Credits: 3.0 [max 3.0]
Grading Basis: A-F or Aud
Typically offered: Every Fall
This course provides students with a general background of the history, development, structure, and politics associated with indigenous governments. We will examine North American indigenous governance from pre-colonial times to the present, focusing on both the evolution and alteration of these governments as well as the difficult political decisions indigenous peoples faced when confronted by the colonizing forces of European states, the U.S., and individual states, and the modifications developed by indigenous nations in their efforts to retain and exercise their sovereign powers. prereq: MTAG or MTRES student or instructor consent
MTAG 5120 - Principles of Tribal Sovereignty II
Credits: 3.0 [max 3.0]
Grading Basis: A-F or Aud
Typically offered: Every Spring

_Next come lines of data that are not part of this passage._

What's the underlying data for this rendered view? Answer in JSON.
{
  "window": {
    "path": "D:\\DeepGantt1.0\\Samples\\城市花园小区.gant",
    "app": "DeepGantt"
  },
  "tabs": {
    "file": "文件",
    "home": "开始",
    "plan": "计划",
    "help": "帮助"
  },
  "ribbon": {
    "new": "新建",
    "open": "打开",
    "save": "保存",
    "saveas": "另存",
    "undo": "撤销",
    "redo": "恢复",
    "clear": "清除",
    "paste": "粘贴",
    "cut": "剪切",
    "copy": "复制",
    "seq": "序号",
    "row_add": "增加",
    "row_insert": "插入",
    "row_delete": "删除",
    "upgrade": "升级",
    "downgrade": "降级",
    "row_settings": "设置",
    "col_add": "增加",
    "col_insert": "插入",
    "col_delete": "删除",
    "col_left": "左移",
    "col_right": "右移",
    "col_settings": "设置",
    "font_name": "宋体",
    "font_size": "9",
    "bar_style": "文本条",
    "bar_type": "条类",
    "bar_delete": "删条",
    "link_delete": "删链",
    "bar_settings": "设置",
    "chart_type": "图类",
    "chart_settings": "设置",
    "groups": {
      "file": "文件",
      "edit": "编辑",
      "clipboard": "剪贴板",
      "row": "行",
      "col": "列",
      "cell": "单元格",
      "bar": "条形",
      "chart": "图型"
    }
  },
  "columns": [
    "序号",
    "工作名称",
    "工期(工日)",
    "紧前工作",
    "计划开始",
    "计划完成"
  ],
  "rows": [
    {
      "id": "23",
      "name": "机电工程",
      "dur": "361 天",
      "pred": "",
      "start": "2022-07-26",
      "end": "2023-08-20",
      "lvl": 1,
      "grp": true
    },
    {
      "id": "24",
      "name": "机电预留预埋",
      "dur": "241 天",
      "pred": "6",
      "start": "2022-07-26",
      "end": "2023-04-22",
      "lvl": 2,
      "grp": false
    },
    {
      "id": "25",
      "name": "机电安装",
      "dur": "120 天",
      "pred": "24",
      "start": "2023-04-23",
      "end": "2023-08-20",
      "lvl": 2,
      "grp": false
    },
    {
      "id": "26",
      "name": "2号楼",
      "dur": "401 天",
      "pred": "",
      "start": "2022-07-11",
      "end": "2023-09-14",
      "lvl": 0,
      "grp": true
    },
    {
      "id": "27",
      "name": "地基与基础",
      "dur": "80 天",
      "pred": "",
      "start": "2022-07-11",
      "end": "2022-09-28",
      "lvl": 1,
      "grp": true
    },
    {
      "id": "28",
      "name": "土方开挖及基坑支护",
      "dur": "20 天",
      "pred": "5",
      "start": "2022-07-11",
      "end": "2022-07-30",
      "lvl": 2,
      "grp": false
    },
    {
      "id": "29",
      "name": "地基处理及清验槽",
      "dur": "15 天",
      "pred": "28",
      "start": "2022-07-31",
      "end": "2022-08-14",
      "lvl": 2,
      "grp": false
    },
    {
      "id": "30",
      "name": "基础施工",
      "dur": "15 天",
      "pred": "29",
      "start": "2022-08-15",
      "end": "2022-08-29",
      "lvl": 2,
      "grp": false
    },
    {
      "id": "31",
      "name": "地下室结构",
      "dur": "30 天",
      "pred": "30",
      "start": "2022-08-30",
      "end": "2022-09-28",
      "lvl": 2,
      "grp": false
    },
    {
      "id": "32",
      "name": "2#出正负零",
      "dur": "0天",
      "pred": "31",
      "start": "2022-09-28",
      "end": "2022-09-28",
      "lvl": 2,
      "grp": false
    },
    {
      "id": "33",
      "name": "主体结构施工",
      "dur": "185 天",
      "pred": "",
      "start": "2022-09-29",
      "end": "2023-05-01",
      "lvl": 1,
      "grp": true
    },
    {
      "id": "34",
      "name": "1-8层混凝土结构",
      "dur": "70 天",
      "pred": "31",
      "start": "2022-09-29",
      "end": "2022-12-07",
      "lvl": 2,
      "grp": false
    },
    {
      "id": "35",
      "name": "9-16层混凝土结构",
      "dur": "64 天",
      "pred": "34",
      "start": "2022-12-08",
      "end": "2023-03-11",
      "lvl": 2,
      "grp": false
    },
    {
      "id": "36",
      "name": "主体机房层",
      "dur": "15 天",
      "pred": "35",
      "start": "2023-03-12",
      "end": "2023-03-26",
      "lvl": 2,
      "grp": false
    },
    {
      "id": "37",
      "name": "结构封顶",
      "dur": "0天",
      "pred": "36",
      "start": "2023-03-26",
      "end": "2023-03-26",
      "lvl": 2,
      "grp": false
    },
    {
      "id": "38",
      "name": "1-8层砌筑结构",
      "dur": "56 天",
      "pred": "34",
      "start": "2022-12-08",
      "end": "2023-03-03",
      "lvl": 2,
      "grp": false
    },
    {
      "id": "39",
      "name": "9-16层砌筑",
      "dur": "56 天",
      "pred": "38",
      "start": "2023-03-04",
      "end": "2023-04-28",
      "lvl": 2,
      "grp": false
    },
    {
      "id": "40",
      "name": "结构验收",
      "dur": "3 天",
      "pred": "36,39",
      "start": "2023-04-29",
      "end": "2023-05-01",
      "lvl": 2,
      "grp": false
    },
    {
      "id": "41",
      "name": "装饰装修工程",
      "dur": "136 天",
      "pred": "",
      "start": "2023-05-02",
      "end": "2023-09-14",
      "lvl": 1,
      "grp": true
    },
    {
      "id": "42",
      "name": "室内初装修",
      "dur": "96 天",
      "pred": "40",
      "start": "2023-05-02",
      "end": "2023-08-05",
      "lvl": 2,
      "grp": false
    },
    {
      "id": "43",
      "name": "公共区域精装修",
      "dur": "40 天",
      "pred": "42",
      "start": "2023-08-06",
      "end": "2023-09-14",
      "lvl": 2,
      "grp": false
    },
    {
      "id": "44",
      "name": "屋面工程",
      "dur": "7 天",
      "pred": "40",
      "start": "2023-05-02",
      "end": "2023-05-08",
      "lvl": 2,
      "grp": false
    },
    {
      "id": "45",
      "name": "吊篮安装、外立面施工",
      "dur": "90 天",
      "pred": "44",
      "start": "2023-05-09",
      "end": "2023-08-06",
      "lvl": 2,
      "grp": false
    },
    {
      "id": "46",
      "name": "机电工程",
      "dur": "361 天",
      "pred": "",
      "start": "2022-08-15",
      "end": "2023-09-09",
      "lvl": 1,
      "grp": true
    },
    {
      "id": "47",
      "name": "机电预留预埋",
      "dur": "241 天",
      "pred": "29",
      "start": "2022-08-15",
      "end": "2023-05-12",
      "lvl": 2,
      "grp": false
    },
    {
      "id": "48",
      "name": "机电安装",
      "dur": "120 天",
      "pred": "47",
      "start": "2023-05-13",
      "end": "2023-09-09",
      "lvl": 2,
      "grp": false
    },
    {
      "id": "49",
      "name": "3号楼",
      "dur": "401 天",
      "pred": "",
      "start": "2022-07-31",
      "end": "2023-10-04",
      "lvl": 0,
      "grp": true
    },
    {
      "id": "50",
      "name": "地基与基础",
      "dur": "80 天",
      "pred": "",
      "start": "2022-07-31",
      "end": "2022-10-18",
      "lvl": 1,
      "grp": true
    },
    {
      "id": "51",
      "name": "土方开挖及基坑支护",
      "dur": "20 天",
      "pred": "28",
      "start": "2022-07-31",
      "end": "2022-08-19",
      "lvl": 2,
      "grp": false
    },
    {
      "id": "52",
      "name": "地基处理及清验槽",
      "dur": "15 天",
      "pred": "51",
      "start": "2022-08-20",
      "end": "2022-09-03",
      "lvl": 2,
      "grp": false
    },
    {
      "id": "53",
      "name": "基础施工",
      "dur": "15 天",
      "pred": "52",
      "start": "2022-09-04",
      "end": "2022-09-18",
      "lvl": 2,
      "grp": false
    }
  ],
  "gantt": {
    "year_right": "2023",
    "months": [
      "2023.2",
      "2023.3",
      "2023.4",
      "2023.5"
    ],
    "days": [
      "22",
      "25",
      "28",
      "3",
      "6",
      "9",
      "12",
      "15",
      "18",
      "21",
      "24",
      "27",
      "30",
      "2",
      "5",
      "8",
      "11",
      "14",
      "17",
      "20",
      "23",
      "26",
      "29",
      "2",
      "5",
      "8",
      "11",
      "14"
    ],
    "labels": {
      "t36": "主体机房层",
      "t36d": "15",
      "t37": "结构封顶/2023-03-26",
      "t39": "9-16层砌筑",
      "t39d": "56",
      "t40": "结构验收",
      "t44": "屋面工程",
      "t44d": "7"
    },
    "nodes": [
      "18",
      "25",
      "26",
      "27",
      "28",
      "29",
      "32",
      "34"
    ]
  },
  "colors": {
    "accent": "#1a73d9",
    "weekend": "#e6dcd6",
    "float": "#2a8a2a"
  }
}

This course examines the challenges facing tribal governments as they exercise their sovereignty and involves political, economic, and intergovernmental perspectives. Part one examines tribal resource management, analyzing historical use of land, land loss, and contemporary efforts to develop sustainable environmental plans for water, timber, wildlife, and subsurface resources. Part two focuses on the various means tribal governments have devised to exercise sovereignty, such as gaming, small business development, tourism, and joint ventures with partners. Part three concentrates attention at the sub-national level and pays close attention to the political, legal, and economics relationships that have developed between Native nations, state governments, county governments, and municipal entities. prereq: 5110 or instructor consent
MTAG 5530 - Federal Indian Law I
Credits: 3.0 [max 3.0]
Grading Basis: A-F or Aud
Typically offered: Every Fall
This course examines the formulation, implementation, and evolution of Indian policy from pre-colonial times to the self-governance era. This course provides a chronological framework and theoretical context in which policies, programs, and events can be seen interacting with each other to produce the cumulative body of treaties, statutes, and court decisions. Students analyze major federal Indian policies that define indigenous/federal political relationship, examining the views and attitudes of policy-makers and gauging the reactions of indigenous nations to those policies. prereq: MTAG 5320, MTAG student or post bac or instructor consent
MTAG 5540 - Federal Indian Law II
Credits: 3.0 [max 3.0]
Grading Basis: A-F or Aud
Typically offered: Every Spring
Federal Indian law has had profound affect on the lives, liberties, and properties of indigenous peoples. At times, U.S. policy and Supreme Court rulings have worked to protect aboriginal rights; at other times, these policies and decisions have had devastating consequences. This course examines the role and practice of the U.S. Supreme Court as a policy-making institution in their dealings with Indigenous nations. This examination requires us to think historically and theoretically; to question the origins and exercise of federal judicial power; and examine the application of federal law to indigenous peoples and Indian citizens. prereq: 5530 or instructor consent